*** Raw data Section Begins ***

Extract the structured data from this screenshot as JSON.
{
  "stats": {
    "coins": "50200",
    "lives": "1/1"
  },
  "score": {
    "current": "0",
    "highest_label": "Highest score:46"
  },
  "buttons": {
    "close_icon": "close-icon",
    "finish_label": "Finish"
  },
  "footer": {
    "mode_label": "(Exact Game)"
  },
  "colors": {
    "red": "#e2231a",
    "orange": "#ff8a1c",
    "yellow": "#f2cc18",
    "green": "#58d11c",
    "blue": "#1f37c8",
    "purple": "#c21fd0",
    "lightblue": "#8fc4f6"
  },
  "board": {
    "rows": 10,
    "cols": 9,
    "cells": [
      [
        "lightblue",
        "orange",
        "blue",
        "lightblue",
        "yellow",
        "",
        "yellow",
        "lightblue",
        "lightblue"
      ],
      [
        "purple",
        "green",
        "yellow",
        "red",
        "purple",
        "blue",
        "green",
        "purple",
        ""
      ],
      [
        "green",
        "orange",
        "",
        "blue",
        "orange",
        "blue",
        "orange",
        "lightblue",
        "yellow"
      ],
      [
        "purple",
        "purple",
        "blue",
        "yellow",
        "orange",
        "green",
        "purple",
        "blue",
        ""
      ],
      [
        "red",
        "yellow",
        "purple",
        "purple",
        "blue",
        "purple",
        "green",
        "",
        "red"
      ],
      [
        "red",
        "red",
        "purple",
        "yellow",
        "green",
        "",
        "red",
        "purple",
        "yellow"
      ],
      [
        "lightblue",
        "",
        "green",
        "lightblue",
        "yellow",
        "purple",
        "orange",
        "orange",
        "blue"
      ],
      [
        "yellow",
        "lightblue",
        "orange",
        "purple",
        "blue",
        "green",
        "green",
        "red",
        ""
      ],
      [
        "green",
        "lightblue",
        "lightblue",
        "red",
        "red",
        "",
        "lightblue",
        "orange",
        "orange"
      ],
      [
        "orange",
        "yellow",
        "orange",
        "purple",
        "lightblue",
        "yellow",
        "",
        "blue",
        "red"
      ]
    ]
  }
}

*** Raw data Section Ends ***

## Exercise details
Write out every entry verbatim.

## Result of the exercise
Extract the structured data from this screenshot as JSON.
{
  "stats": {
    "coins": "50200",
    "lives": "1/1"
  },
  "score": {
    "current": "0",
    "highest_label": "Highest score:46"
  },
  "buttons": {
    "close_icon": "close-icon",
    "finish_label": "Finish"
  },
  "footer": {
    "mode_label": "(Exact Game)"
  },
  "colors": {
    "red": "#e2231a",
    "orange": "#ff8a1c",
    "yellow": "#f2cc18",
    "green": "#58d11c",
    "blue": "#1f37c8",
    "purple": "#c21fd0",
    "lightblue": "#8fc4f6"
  },
  "board": {
    "rows": 10,
    "cols": 9,
    "cells": [
      [
        "lightblue",
        "orange",
        "blue",
        "lightblue",
        "yellow",
        "",
        "yellow",
        "lightblue",
        "lightblue"
      ],
      [
        "purple",
        "green",
        "yellow",
        "red",
        "purple",
        "blue",
        "green",
        "purple",
        ""
      ],
      [
        "green",
        "orange",
        "",
        "blue",
        "orange",
        "blue",
        "orange",
        "lightblue",
        "yellow"
      ],
      [
        "purple",
        "purple",
        "blue",
        "yellow",
        "orange",
        "green",
        "purple",
        "blue",
        ""
      ],
      [
        "red",
        "yellow",
        "purple",
        "purple",
        "blue",
        "purple",
        "green",
        "",
        "red"
      ],
      [
        "red",
        "red",
        "purple",
        "yellow",
        "green",
        "",
        "red",
        "purple",
        "yellow"
      ],
      [
        "lightblue",
        "",
        "green",
        "lightblue",
        "yellow",
        "purple",
        "orange",
        "orange",
        "blue"
      ],
      [
        "yellow",
        "lightblue",
        "orange",
        "purple",
        "blue",
        "green",
        "green",
        "red",
        ""
      ],
      [
        "green",
        "lightblue",
        "lightblue",
        "red",
        "red",
        "",
        "lightblue",
        "orange",
        "orange"
      ],
      [
        "orange",
        "yellow",
        "orange",
        "purple",
        "lightblue",
        "yellow",
        "",
        "blue",
        "red"
      ]
    ]
  }
}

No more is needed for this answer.